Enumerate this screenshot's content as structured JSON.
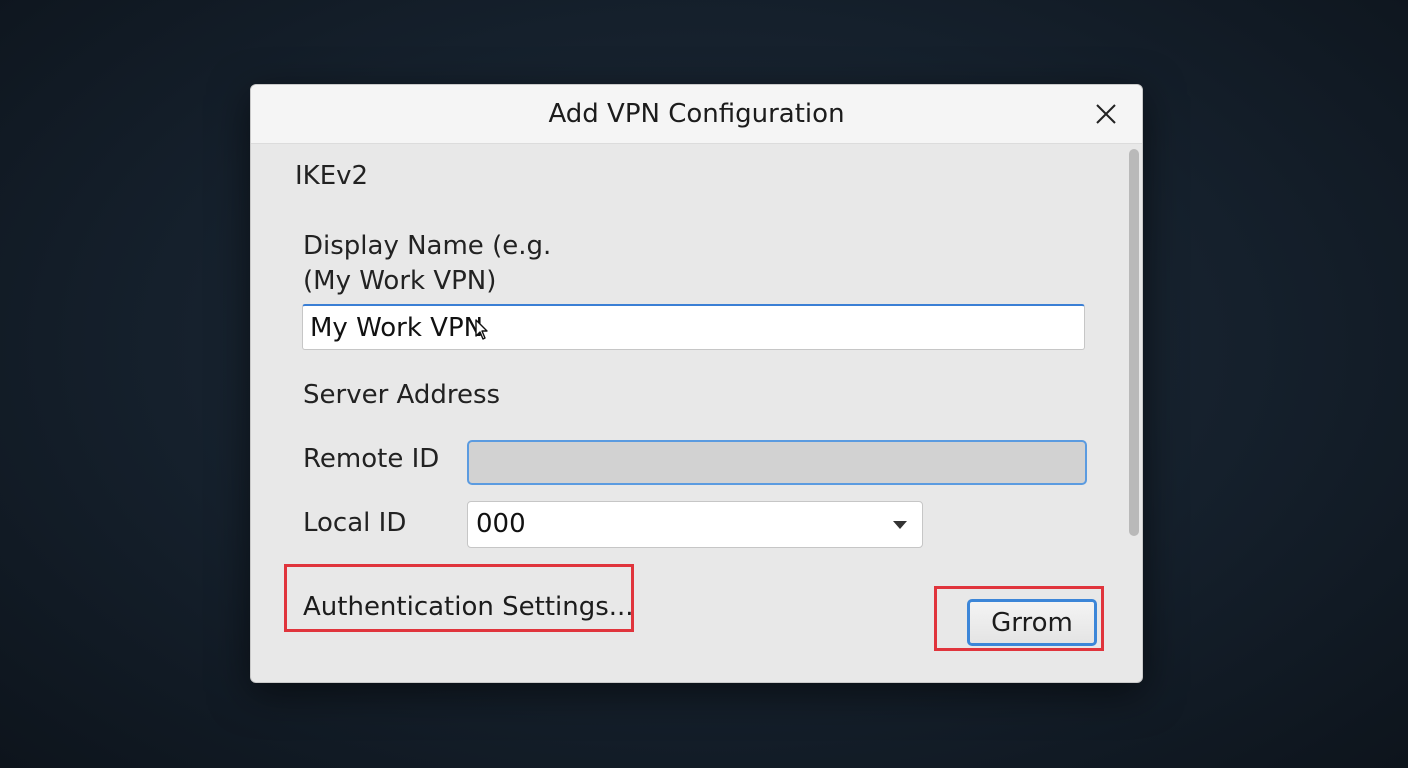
{
  "dialog": {
    "title": "Add VPN Configuration",
    "close_icon": "close-icon"
  },
  "form": {
    "protocol": "IKEv2",
    "display_name": {
      "label_line1": "Display Name (e.g.",
      "label_line2": "(My Work VPN)",
      "value": "My Work VPN"
    },
    "server_address": {
      "label": "Server Address"
    },
    "remote_id": {
      "label": "Remote ID",
      "value": ""
    },
    "local_id": {
      "label": "Local ID",
      "value": "000",
      "icon": "chevron-down-icon"
    },
    "auth_settings_label": "Authentication Settings...",
    "action_button_label": "Grrom"
  },
  "colors": {
    "highlight": "#e0343c",
    "accent": "#3c86d8",
    "dialog_bg": "#e8e8e8",
    "backdrop": "#15202c"
  }
}
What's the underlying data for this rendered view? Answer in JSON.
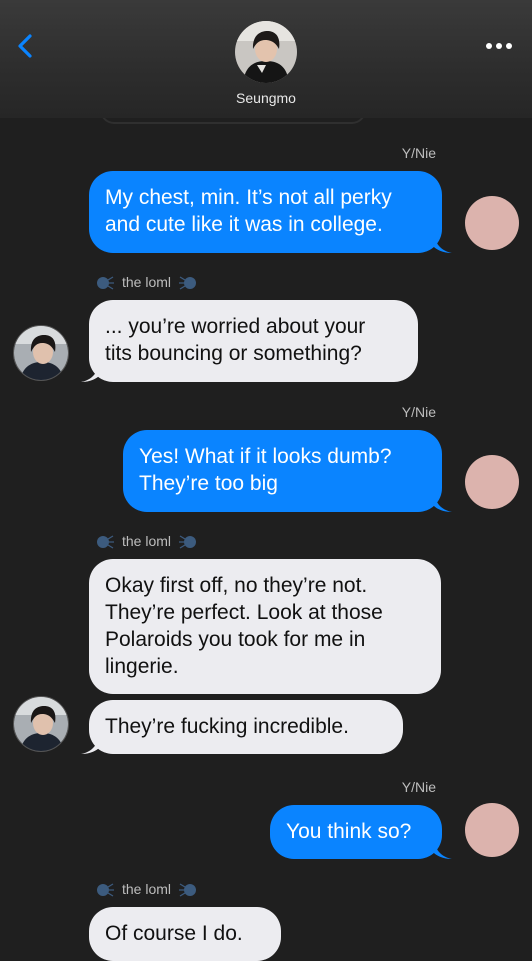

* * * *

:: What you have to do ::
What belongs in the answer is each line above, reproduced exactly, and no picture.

:: Expected output ::
Enumerate this screenshot's content as structured JSON.
{
  "dialog": {
    "title": "Add VPN Configuration",
    "close_icon": "close-icon"
  },
  "form": {
    "protocol": "IKEv2",
    "display_name": {
      "label_line1": "Display Name (e.g.",
      "label_line2": "(My Work VPN)",
      "value": "My Work VPN"
    },
    "server_address": {
      "label": "Server Address"
    },
    "remote_id": {
      "label": "Remote ID",
      "value": ""
    },
    "local_id": {
      "label": "Local ID",
      "value": "000",
      "icon": "chevron-down-icon"
    },
    "auth_settings_label": "Authentication Settings...",
    "action_button_label": "Grrom"
  },
  "colors": {
    "highlight": "#e0343c",
    "accent": "#3c86d8",
    "dialog_bg": "#e8e8e8",
    "backdrop": "#15202c"
  }
}
What's the underlying data for this rendered view? Answer in JSON.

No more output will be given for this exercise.